Day 1- I’ve got a brave face on. I drop Tim off at the airport, or watch him fold his 6’6” frame into the back of a tiny Uber, and I’m okay. “I’ve got things to do, I’ve planned things to keep me busy and occupied while he’s gone. I’m gonna be okay.” The kids are upbeat and although bedtime is hard because they all miss him, we all survive. And I get about 4 hours of sleep.

Day 2- I become the “fun mom.” In order to distract myself from the impending implosion I can feel coming, I am running around town, spending more money than I should be on the kids, showering them with new things, new experiences...hell- maybe we will go take our own trip somewhere. Expedia reminds me my bank account has told me to stay home, so instead, I’m riding a caffeine and sugar high until we all crash at bedtime. Only now that the fun people have gone to sleep and it’s just me- I get anxiety. So I Netflix and Chill-the-heck-out on my phone and only get about 3 hours of sleep.
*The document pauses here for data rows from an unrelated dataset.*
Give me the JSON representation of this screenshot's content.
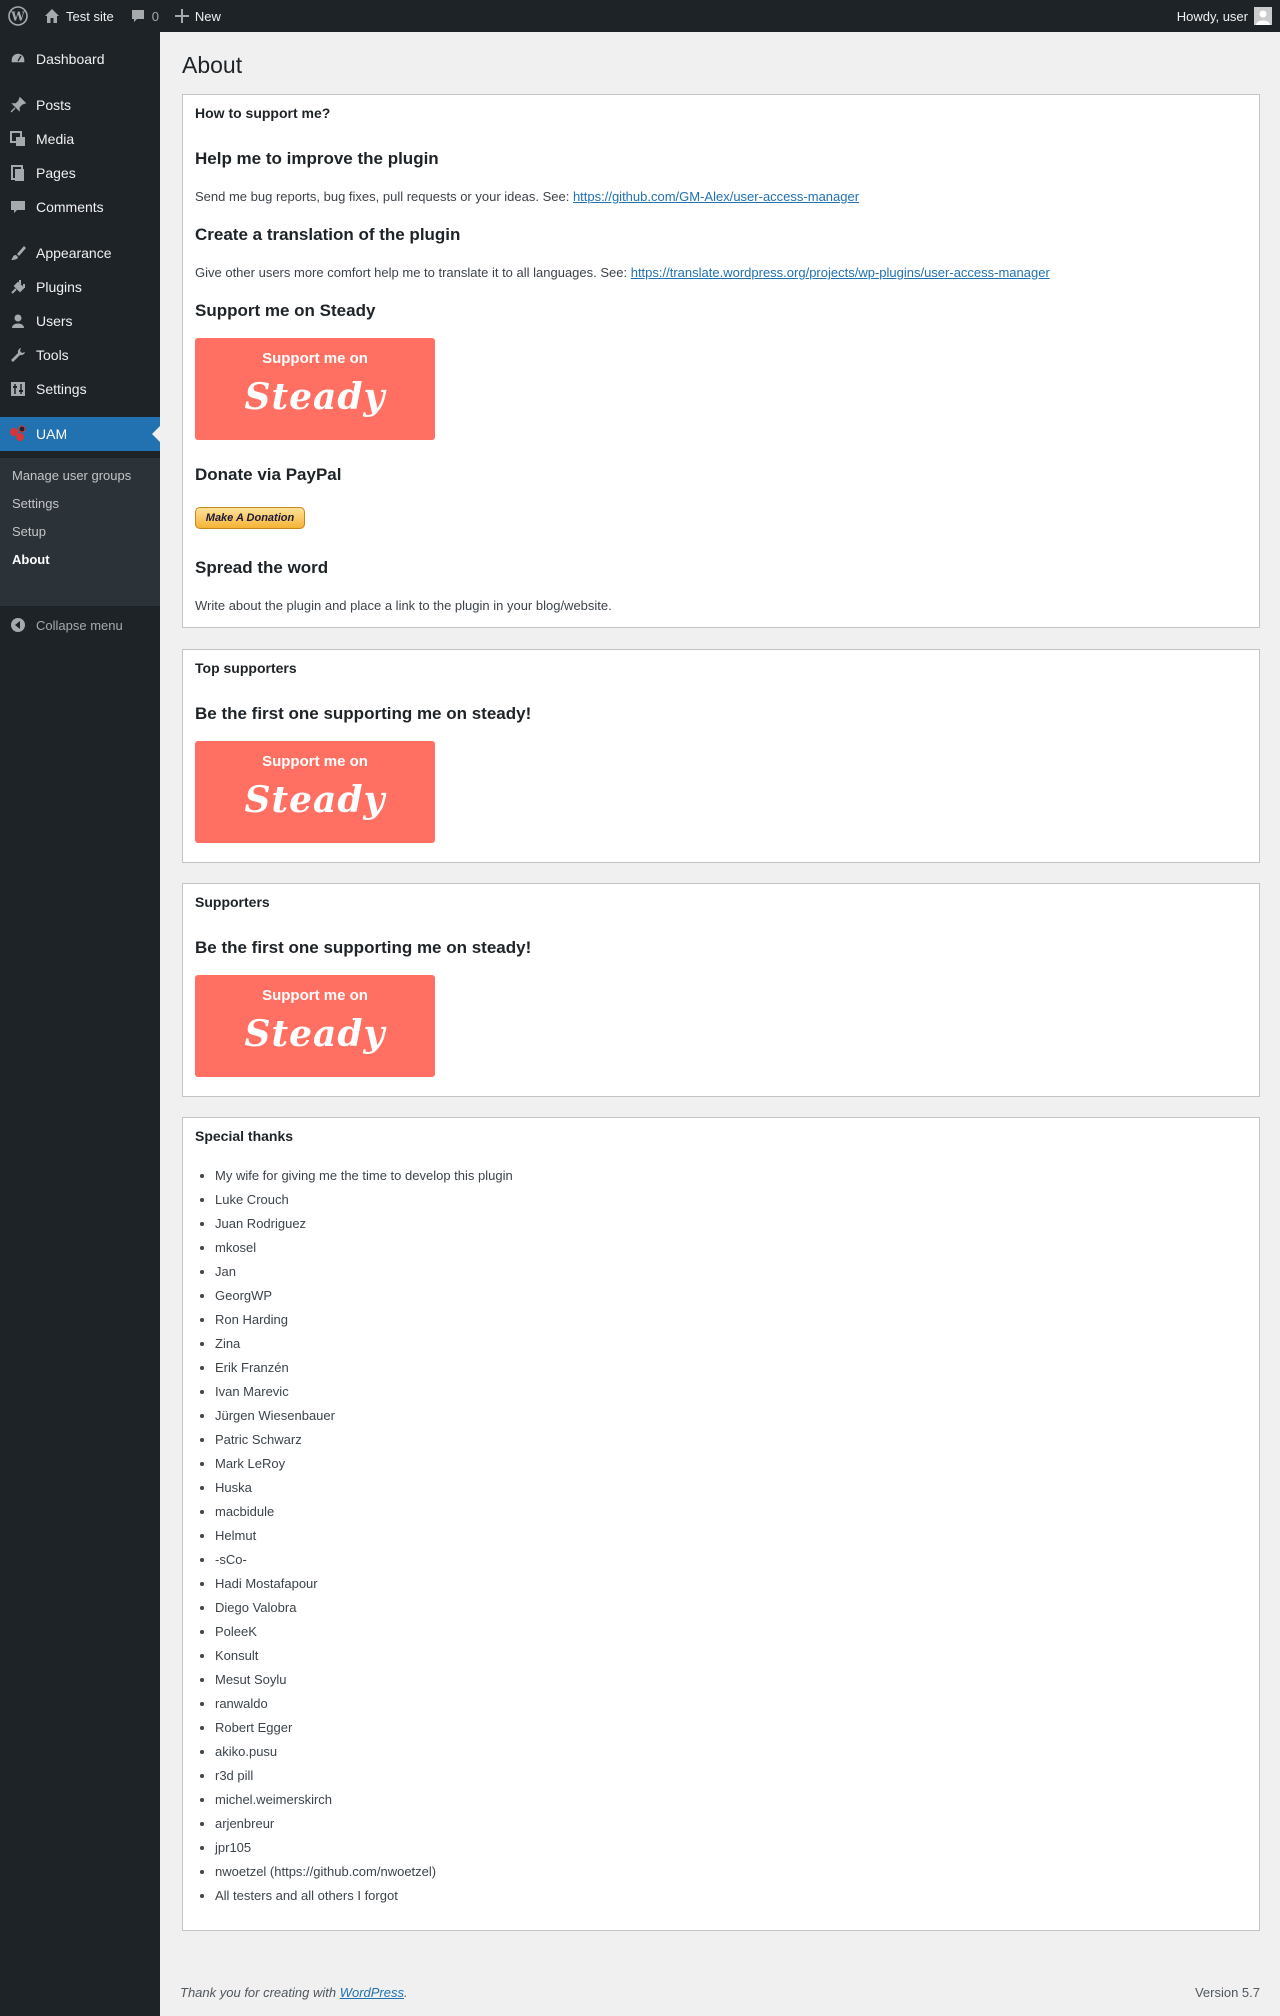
{
  "adminbar": {
    "site_name": "Test site",
    "comments_count": "0",
    "new_label": "New",
    "howdy": "Howdy, user"
  },
  "sidebar": {
    "items": [
      {
        "label": "Dashboard",
        "icon": "dashboard-icon"
      },
      {
        "label": "Posts",
        "icon": "pin-icon"
      },
      {
        "label": "Media",
        "icon": "media-icon"
      },
      {
        "label": "Pages",
        "icon": "pages-icon"
      },
      {
        "label": "Comments",
        "icon": "comment-icon"
      },
      {
        "label": "Appearance",
        "icon": "brush-icon"
      },
      {
        "label": "Plugins",
        "icon": "plugin-icon"
      },
      {
        "label": "Users",
        "icon": "user-icon"
      },
      {
        "label": "Tools",
        "icon": "wrench-icon"
      },
      {
        "label": "Settings",
        "icon": "settings-icon"
      },
      {
        "label": "UAM",
        "icon": "uam-icon"
      }
    ],
    "submenu": [
      "Manage user groups",
      "Settings",
      "Setup",
      "About"
    ],
    "collapse": "Collapse menu"
  },
  "page": {
    "title": "About",
    "support_box": {
      "title": "How to support me?",
      "improve_heading": "Help me to improve the plugin",
      "improve_text": "Send me bug reports, bug fixes, pull requests or your ideas. See: ",
      "improve_link": "https://github.com/GM-Alex/user-access-manager",
      "translate_heading": "Create a translation of the plugin",
      "translate_text": "Give other users more comfort help me to translate it to all languages. See: ",
      "translate_link": "https://translate.wordpress.org/projects/wp-plugins/user-access-manager",
      "steady_heading": "Support me on Steady",
      "paypal_heading": "Donate via PayPal",
      "donate_button": "Make A Donation",
      "spread_heading": "Spread the word",
      "spread_text": "Write about the plugin and place a link to the plugin in your blog/website."
    },
    "steady_button": {
      "top": "Support me on",
      "big": "Steady"
    },
    "top_supporters": {
      "title": "Top supporters",
      "heading": "Be the first one supporting me on steady!"
    },
    "supporters": {
      "title": "Supporters",
      "heading": "Be the first one supporting me on steady!"
    },
    "special_thanks": {
      "title": "Special thanks",
      "items": [
        "My wife for giving me the time to develop this plugin",
        "Luke Crouch",
        "Juan Rodriguez",
        "mkosel",
        "Jan",
        "GeorgWP",
        "Ron Harding",
        "Zina",
        "Erik Franzén",
        "Ivan Marevic",
        "Jürgen Wiesenbauer",
        "Patric Schwarz",
        "Mark LeRoy",
        "Huska",
        "macbidule",
        "Helmut",
        "-sCo-",
        "Hadi Mostafapour",
        "Diego Valobra",
        "PoleeK",
        "Konsult",
        "Mesut Soylu",
        "ranwaldo",
        "Robert Egger",
        "akiko.pusu",
        "r3d pill",
        "michel.weimerskirch",
        "arjenbreur",
        "jpr105",
        "nwoetzel (https://github.com/nwoetzel)",
        "All testers and all others I forgot"
      ]
    }
  },
  "footer": {
    "thanks_prefix": "Thank you for creating with ",
    "thanks_link": "WordPress",
    "thanks_suffix": ".",
    "version": "Version 5.7"
  },
  "colors": {
    "admin_dark": "#1d2327",
    "accent": "#2271b1",
    "steady": "#ff7062"
  }
}
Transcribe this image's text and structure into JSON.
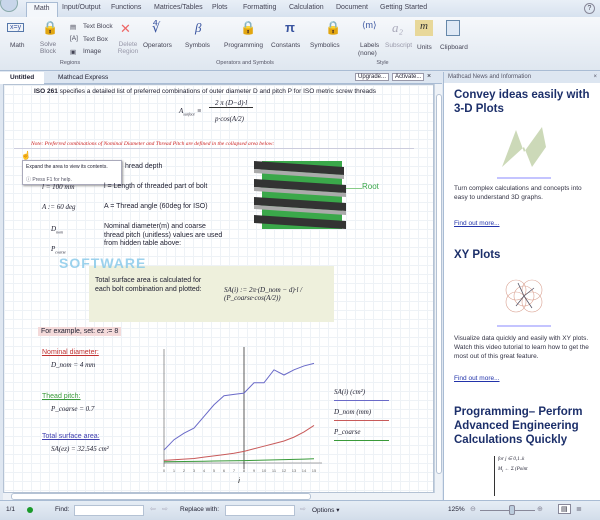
{
  "ribbon": {
    "tabs": [
      "Math",
      "Input/Output",
      "Functions",
      "Matrices/Tables",
      "Plots",
      "Formatting",
      "Calculation",
      "Document",
      "Getting Started"
    ],
    "active_tab": "Math",
    "help": "?",
    "buttons": {
      "math": "Math",
      "solve_block": "Solve Block",
      "text_block": "Text Block",
      "text_box": "Text Box",
      "image": "Image",
      "delete_region": "Delete Region",
      "operators": "Operators",
      "symbols": "Symbols",
      "programming": "Programming",
      "constants": "Constants",
      "symbolics": "Symbolics",
      "labels": "Labels",
      "labels_value": "(none)",
      "subscript": "Subscript",
      "units": "Units",
      "clipboard": "Clipboard"
    },
    "groups": {
      "regions": "Regions",
      "operators_symbols": "Operators and Symbols",
      "style": "Style"
    }
  },
  "doc_tabs": {
    "tabs": [
      "Untitled",
      "Mathcad Express"
    ],
    "upgrade": "Upgrade...",
    "activate": "Activate..."
  },
  "worksheet": {
    "intro_bold": "ISO 261",
    "intro": "specifies a detailed list of preferred combinations of outer diameter D and pitch P for ISO metric screw threads",
    "formula_lhs": "A",
    "formula_sub": "surface",
    "formula_num": "2 π (D−d)·l",
    "formula_den": "p·cos(A/2)",
    "note": "Note: Preferred combinations of Nominal Diameter and Thread Pitch are defined in the collapsed area below:",
    "tooltip": {
      "line1": "Expand the area to view its contents.",
      "line2": "Press F1 for help."
    },
    "thread_depth": "hread depth",
    "l_def": "l = 100 mm",
    "l_desc": "l = Length of threaded part of bolt",
    "A_def": "A := 60 deg",
    "A_desc": "A = Thread angle (60deg for ISO)",
    "D_nom": "D",
    "P_nom": "P",
    "nominal_desc": "Nominal diameter(m) and coarse thread pitch (unitless) values are used from hidden table above:",
    "image_label": "Root",
    "sa_desc": "Total surface area is calculated for each bolt combination and plotted:",
    "sa_formula": "SA(i) := 2π·(D_nom − d)·l / (P_coarse·cos(A/2))",
    "example": "For example, set:   ez := 8",
    "nominal_diameter_label": "Nominal diameter:",
    "nominal_diameter_value": "D_nom = 4 mm",
    "thread_pitch_label": "Thead pitch:",
    "thread_pitch_value": "P_coarse = 0.7",
    "total_area_label": "Total surface area:",
    "total_area_value": "SA(ez) = 32.545 cm²",
    "plot": {
      "x": [
        0,
        1,
        2,
        3,
        4,
        5,
        6,
        7,
        8,
        9,
        10,
        11,
        12,
        13,
        14,
        15
      ],
      "xlabel": "i",
      "cursor_x": 8,
      "series": [
        {
          "name": "SA(i) (cm²)",
          "color": "#6a6ac8",
          "values": [
            10,
            18,
            23,
            27,
            36,
            45,
            52,
            53,
            54,
            62,
            62,
            72,
            68,
            72,
            75,
            77
          ]
        },
        {
          "name": "D_nom (mm)",
          "color": "#c85a5a",
          "values": [
            2,
            2.5,
            3,
            3.5,
            4.5,
            5.5,
            6.5,
            7.5,
            9,
            11,
            13,
            15,
            17,
            20,
            24,
            29
          ]
        },
        {
          "name": "P_coarse",
          "color": "#3a9a3a",
          "values": [
            1,
            1.1,
            1.2,
            1.3,
            1.4,
            1.5,
            1.6,
            1.7,
            1.8,
            2,
            2.2,
            2.4,
            2.6,
            2.8,
            3,
            3.3
          ]
        }
      ]
    }
  },
  "panel": {
    "title": "Mathcad News and Information",
    "items": [
      {
        "heading": "Convey ideas easily with 3-D Plots",
        "text": "Turn complex calculations and concepts  into easy to understand 3D graphs.",
        "link": "Find out more..."
      },
      {
        "heading": "XY Plots",
        "text": "Visualize data quickly and easily with XY plots.  Watch this video tutorial to learn how to get the most out of this great feature.",
        "link": "Find out more..."
      },
      {
        "heading": "Programming– Perform Advanced Engineering Calculations Quickly"
      }
    ]
  },
  "status": {
    "page": "1/1",
    "find_label": "Find:",
    "replace_label": "Replace with:",
    "options": "Options",
    "zoom": "125%"
  }
}
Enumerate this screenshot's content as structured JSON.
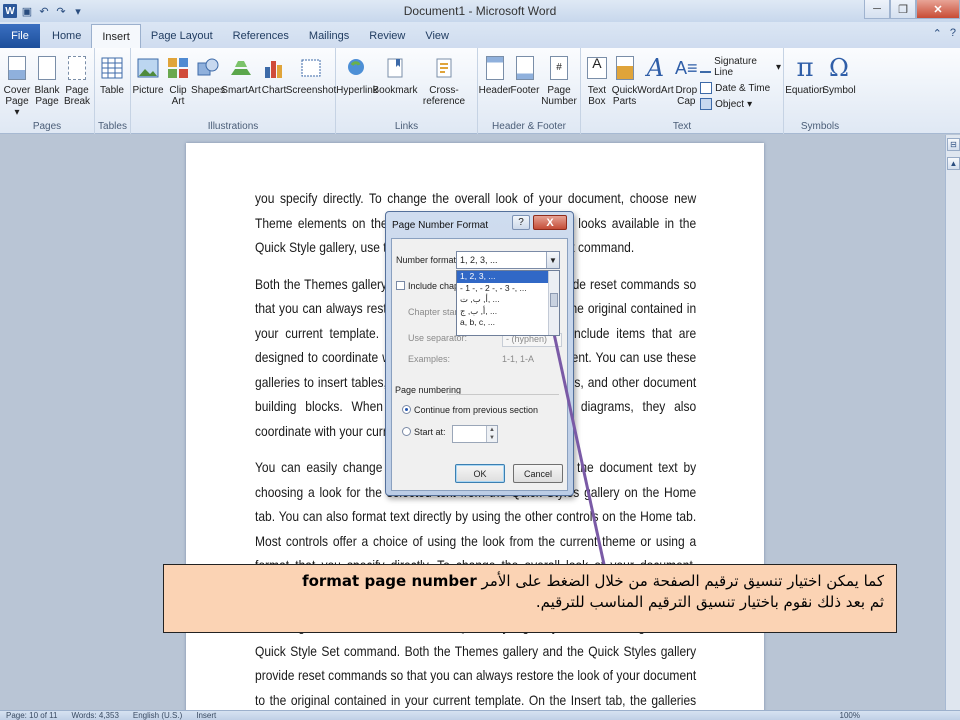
{
  "window": {
    "title": "Document1 - Microsoft Word",
    "qat_icons": [
      "word-icon",
      "save-icon",
      "undo-icon",
      "redo-icon",
      "customize-icon"
    ],
    "min_glyph": "─",
    "max_glyph": "❐",
    "close_glyph": "✕"
  },
  "tabs": [
    {
      "label": "File",
      "id": "file"
    },
    {
      "label": "Home",
      "id": "home"
    },
    {
      "label": "Insert",
      "id": "insert",
      "active": true
    },
    {
      "label": "Page Layout",
      "id": "page-layout"
    },
    {
      "label": "References",
      "id": "references"
    },
    {
      "label": "Mailings",
      "id": "mailings"
    },
    {
      "label": "Review",
      "id": "review"
    },
    {
      "label": "View",
      "id": "view"
    }
  ],
  "ribbon": {
    "pages": {
      "label": "Pages",
      "cover": "Cover Page ▾",
      "blank": "Blank Page",
      "break": "Page Break"
    },
    "tables": {
      "label": "Tables",
      "table": "Table"
    },
    "illustrations": {
      "label": "Illustrations",
      "picture": "Picture",
      "clipart": "Clip Art",
      "shapes": "Shapes",
      "smartart": "SmartArt",
      "chart": "Chart",
      "screenshot": "Screenshot"
    },
    "links": {
      "label": "Links",
      "hyperlink": "Hyperlink",
      "bookmark": "Bookmark",
      "crossref": "Cross-reference"
    },
    "headerfooter": {
      "label": "Header & Footer",
      "header": "Header",
      "footer": "Footer",
      "pagenumber": "Page Number"
    },
    "text": {
      "label": "Text",
      "textbox": "Text Box",
      "quickparts": "Quick Parts",
      "wordart": "WordArt",
      "dropcap": "Drop Cap",
      "sigline": "Signature Line",
      "datetime": "Date & Time",
      "object": "Object"
    },
    "symbols": {
      "label": "Symbols",
      "equation": "Equation",
      "symbol": "Symbol",
      "pi": "π",
      "omega": "Ω"
    }
  },
  "document": {
    "p1": "you specify directly. To change the overall look of your document, choose new Theme elements on the Page Layout tab. To change the looks available in the Quick Style gallery, use the Change Current Quick Style Set command.",
    "p2": "Both the Themes gallery and the Quick Styles gallery provide reset commands so that you can always restore the look of your document to the original contained in your current template. On the Insert tab, the galleries include items that are designed to coordinate with the overall look of your document. You can use these galleries to insert tables, headers, footers, lists, cover pages, and other document building blocks. When you create pictures, charts, or diagrams, they also coordinate with your current document look.",
    "p3": "You can easily change the formatting of selected text in the document text by choosing a look for the selected text from the Quick Styles gallery on the Home tab. You can also format text directly by using the other controls on the Home tab. Most controls offer a choice of using the look from the current theme or using a format that you specify directly. To change the overall look of your document, choose new Theme elements on the Page Layout tab.",
    "p4": "To change the looks available in the Quick Style gallery, use the Change Current Quick Style Set command. Both the Themes gallery and the Quick Styles gallery provide reset commands so that you can always restore the look of your document to the original contained in your current template. On the Insert tab, the galleries include items that"
  },
  "dialog": {
    "title": "Page Number Format",
    "help": "?",
    "close": "X",
    "number_format_label": "Number format:",
    "number_format_value": "1, 2, 3, ...",
    "options": [
      "1, 2, 3, ...",
      "- 1 -, - 2 -, - 3 -, ...",
      "أ, ب, ت, ...",
      "أ, ب, ج, ...",
      "a, b, c, ..."
    ],
    "include_chapter": "Include chapter number",
    "chapter_starts": "Chapter starts with style:",
    "use_separator": "Use separator:",
    "separator_value": "- (hyphen)",
    "examples_label": "Examples:",
    "examples_value": "1-1, 1-A",
    "page_numbering": "Page numbering",
    "continue": "Continue from previous section",
    "start_at": "Start at:",
    "ok": "OK",
    "cancel": "Cancel"
  },
  "status": {
    "page": "Page: 10 of 11",
    "words": "Words: 4,353",
    "language": "English (U.S.)",
    "mode": "Insert",
    "zoom": "100%"
  },
  "callout": {
    "line1_pre": "كما يمكن اختيار تنسيق ترقيم الصفحة من خلال الضغط على الأمر ",
    "line1_cmd": "format page number",
    "line2": "ثم بعد ذلك نقوم باختيار تنسيق الترقيم المناسب للترقيم."
  },
  "colors": {
    "accent": "#2b579a",
    "callout_bg": "#fbd3b4",
    "arrow": "#7a5aa6"
  }
}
Day 3- Running on 7 hours of sleep in 48 hours is just not sustainable for me. I wish I was that woman. I think I am that woman, until suddenly on Day 3, I wake up and look in the mirror wondering who gave me 2 black eyes in my sleep. But no, that’s just the dark circles. *sigh On Day 3, the kids somehow communicated this message to each other, “It’s Time.” They fight, yell, whine, and complain all. Freaking. Day. And to be honest, I can’t blame them. With the bar set so high on our adventures of Day 2, they are not content to stay home while this creature that resembles a bedraggled version of their mother is trying not to get tears and self-loathing in her coffee. Then, it happens. Suddenly, I can’t take the whining, the arguing and their attitudes anymore. *cue implosion. I rant, I cry, I storm off to put myself in time-out. Meanwhile, my kids are looking at each other like, “Did we break her?” There is silence. I feel terrible. I scrap the pieces of myself off the floor, off the wall and off the bed, and shuffle out to them. I apologize and like the amazing humans they are- they forgive me. I usually end up buying them icecream for their trouble. Everyone goes to bed early that night, and I am still up trying to pass the time, thinking, “Only tonight and then one more night.” I get 5 hours of sleep.

Day 4- Today brings determination to do better. I’m working hard to stay positive even though the kids are just as exhausted that Dad’s not home yet. We don’t ever begrudge him the trips, but gosh how we miss him. I pick back up where I left off from Day 1 at getting things done, and clean up around the house a bit. I pay the kids to do the dishes. My smile is weak, but I’m still standing. Only one more sleep. I get about 5 hours because I’m emotionally and physically depleted.

Day 5- Coming home day, I’m racing around the house cleaning like a madwoman, so I can look like I had my -ish together the whole time. I move furniture, I buy a new rug for the kitchen, I light candles. This house looks amazing. Time crawls by that day, as I’m hitting refresh on the flight tracker watching his little plane icon travel home. I feel crazy. I know I am, but I don’t even care at this point. I’m just excited that Tim is coming home.


-Ash